A concert by the veteran trumpeter Lew Soloff and the bass virtuoso François Moutin would be reason enough to hit the Coolidge Corner on September 26. But in this case it's a chance to hear not only these two distinguished artists but also a startlingly talented newcomer, the cellist and singer Anne Sila. And, oh yeah, there will also be video and live dance.
Soloff, now 67, has a long list of impressive credits that includes the Carla Bley Band, the Carnegie Hall Big Band, the Vanguard Jazz Orchestra, a passel of Latin jazz bands (including Machito's), seminal jazz-rock outfit Blood, Sweat, and Tears, and a long association with the man he considers his mentor, composer/arranger Gil Evans. The Paris-born Moutin, 49, for years has led the Moutin Reunion Quartet with his twin brother, drummer Louis, but has, since moving to New York in the late '90s, become as busy as Soloff. What both players share — aside from impeccable technique — is the ability to contribute not just chops, but conviction in just about any context, from straightahead to avant-garde.
"Francois can change," Soloff tells me over the phone from New York. "He can be very free and intellectual and soloistic but also very emotional, and when he plays that straight four-four grooving bass, he's reminiscent of Paul Chambers." The latter being just one of the jazz gods Soloff has played with.
Moutin discovered Sila at a jazz festival last year in France, where he and his brother were conducting master classes at the local conservatory. "This young girl shows up and says, 'I want to sing,' " Moutin tells me in a separate phone conversation. "Usually jazz musicians are wary of female jazz singers because . . . well, they're more singers than they are musicians, if you know what I mean."

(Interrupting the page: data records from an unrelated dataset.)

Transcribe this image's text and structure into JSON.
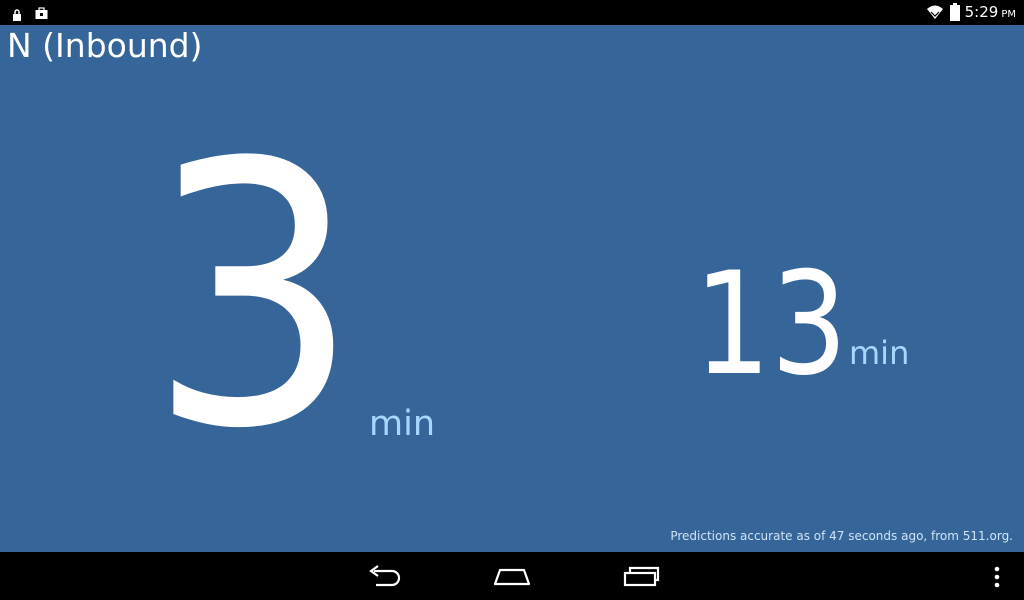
{
  "status_bar": {
    "time": "5:29",
    "ampm": "PM",
    "icons": [
      "lock-icon",
      "briefcase-icon",
      "wifi-icon",
      "battery-icon"
    ]
  },
  "route": {
    "title": "N (Inbound)"
  },
  "predictions": [
    {
      "value": "3",
      "unit": "min"
    },
    {
      "value": "13",
      "unit": "min"
    }
  ],
  "footer": {
    "note": "Predictions accurate as of 47 seconds ago, from 511.org."
  },
  "nav_bar": {
    "icons": [
      "back-icon",
      "home-icon",
      "recent-apps-icon",
      "overflow-menu-icon"
    ]
  },
  "colors": {
    "background": "#366699",
    "unit_text": "#a7d7ff",
    "status_bar": "#000000"
  }
}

But Sila was different. "She starts singing and Louis and I look at each other, like, 'What?!' From the first bar, we can feel she's more of a musician." He was equally impressed when he caught Sila's duo set with a guitarist at the festival the next day. She was 20 at the time.

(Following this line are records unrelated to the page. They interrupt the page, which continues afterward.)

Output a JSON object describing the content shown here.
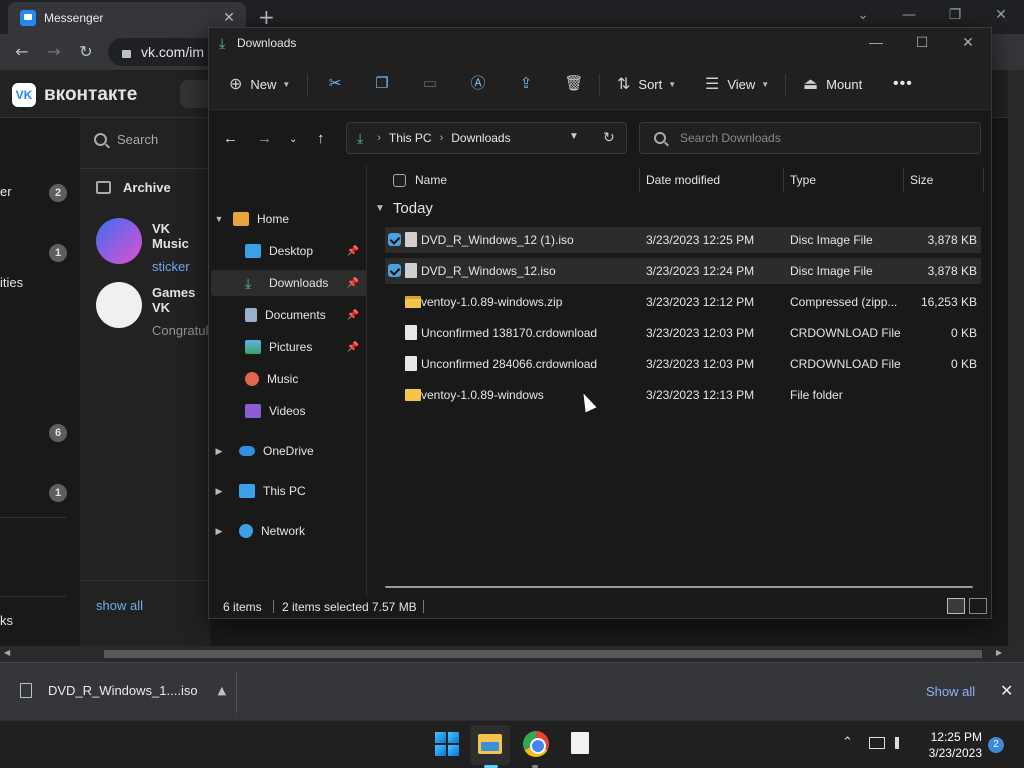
{
  "browser": {
    "tab_title": "Messenger",
    "tab_close": "✕",
    "new_tab": "+",
    "url": "vk.com/im",
    "vk_logo_text": "вконтакте",
    "left_labels": [
      "er",
      "ities",
      "ks"
    ],
    "badges": [
      "2",
      "1",
      "6",
      "1"
    ],
    "panel": {
      "search_label": "Search",
      "archive_label": "Archive",
      "chats": [
        {
          "name": "VK Music",
          "message": "sticker"
        },
        {
          "name": "Games VK",
          "message": "Congratul"
        }
      ],
      "show_all": "show all"
    }
  },
  "download_bar": {
    "file_name": "DVD_R_Windows_1....iso",
    "show_all": "Show all"
  },
  "explorer": {
    "title": "Downloads",
    "toolbar": {
      "new_label": "New",
      "sort_label": "Sort",
      "view_label": "View",
      "mount_label": "Mount"
    },
    "address": {
      "root": "This PC",
      "current": "Downloads",
      "search_placeholder": "Search Downloads"
    },
    "nav": {
      "home": "Home",
      "desktop": "Desktop",
      "downloads": "Downloads",
      "documents": "Documents",
      "pictures": "Pictures",
      "music": "Music",
      "videos": "Videos",
      "onedrive": "OneDrive",
      "thispc": "This PC",
      "network": "Network"
    },
    "columns": {
      "name": "Name",
      "date": "Date modified",
      "type": "Type",
      "size": "Size"
    },
    "group": "Today",
    "files": [
      {
        "name": "DVD_R_Windows_12 (1).iso",
        "date": "3/23/2023 12:25 PM",
        "type": "Disc Image File",
        "size": "3,878 KB"
      },
      {
        "name": "DVD_R_Windows_12.iso",
        "date": "3/23/2023 12:24 PM",
        "type": "Disc Image File",
        "size": "3,878 KB"
      },
      {
        "name": "ventoy-1.0.89-windows.zip",
        "date": "3/23/2023 12:12 PM",
        "type": "Compressed (zipp...",
        "size": "16,253 KB"
      },
      {
        "name": "Unconfirmed 138170.crdownload",
        "date": "3/23/2023 12:03 PM",
        "type": "CRDOWNLOAD File",
        "size": "0 KB"
      },
      {
        "name": "Unconfirmed 284066.crdownload",
        "date": "3/23/2023 12:03 PM",
        "type": "CRDOWNLOAD File",
        "size": "0 KB"
      },
      {
        "name": "ventoy-1.0.89-windows",
        "date": "3/23/2023 12:13 PM",
        "type": "File folder",
        "size": ""
      }
    ],
    "status": {
      "items": "6 items",
      "selected": "2 items selected",
      "size": "7.57 MB"
    }
  },
  "taskbar": {
    "time": "12:25 PM",
    "date": "3/23/2023",
    "notifications": "2"
  },
  "colors": {
    "accent": "#4ca0e0",
    "download_green": "#4fc3a1",
    "vk_blue": "#2787f5"
  }
}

Sila took Moutin's email address and, months later, showed up in New York. They began working as a duo, and then with Soloff.

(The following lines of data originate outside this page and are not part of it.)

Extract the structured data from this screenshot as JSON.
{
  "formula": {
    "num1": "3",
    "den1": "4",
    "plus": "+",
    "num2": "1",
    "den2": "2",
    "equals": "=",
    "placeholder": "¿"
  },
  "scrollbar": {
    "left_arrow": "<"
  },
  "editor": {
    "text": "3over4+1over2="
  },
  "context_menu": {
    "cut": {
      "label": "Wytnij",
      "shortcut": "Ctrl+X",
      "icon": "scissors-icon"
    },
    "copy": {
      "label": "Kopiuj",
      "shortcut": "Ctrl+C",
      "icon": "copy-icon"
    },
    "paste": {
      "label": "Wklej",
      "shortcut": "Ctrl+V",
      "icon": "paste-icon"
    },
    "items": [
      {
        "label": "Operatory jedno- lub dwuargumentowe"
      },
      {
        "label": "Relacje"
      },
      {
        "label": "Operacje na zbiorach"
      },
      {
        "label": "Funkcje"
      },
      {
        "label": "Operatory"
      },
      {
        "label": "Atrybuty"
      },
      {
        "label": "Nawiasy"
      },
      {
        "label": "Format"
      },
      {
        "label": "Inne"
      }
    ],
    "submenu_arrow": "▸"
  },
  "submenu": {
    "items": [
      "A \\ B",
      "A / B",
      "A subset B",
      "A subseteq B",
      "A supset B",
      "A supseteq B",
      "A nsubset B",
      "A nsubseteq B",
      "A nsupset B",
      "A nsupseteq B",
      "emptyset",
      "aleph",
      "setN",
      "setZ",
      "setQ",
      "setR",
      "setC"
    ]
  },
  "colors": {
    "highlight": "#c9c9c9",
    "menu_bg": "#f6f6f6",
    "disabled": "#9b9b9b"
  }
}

Sila's first instrument at the conservatory was cello, with secondary studies in dance. But she had been working on her singing, and on playing cello simultaneously with her vocals. The trio have recorded an as-yet unreleased CD, but on the two tracks that Moutin was able to share with me, you can hear their promise — and especially that of Sila. One tune is the old Cy Coleman standard "Why Try to Change Me Now," which Sila picked up off a Fiona Apple record. It begins with flamenco-like flourishes and sliding tones from Moutin, and then Sila enters: "I'm sentimental/so I walk in the rain/I've got some habits even I can't explain./Go to the corner/end up in Spain./Why try to change me now?" The delicacy of her vibratoless phrasing is spot on, and Soloff's muted obligatos contribute to a riveting three-way conversation. The group's take on Monk's "Evidence" is a headlong adventure, beginning with free improv on the changes, fast-break scatting from Sila, and a slam-bang unison out-chorus. Each track has a distinctive chamber jazz (i.e., drummerless) intimacy.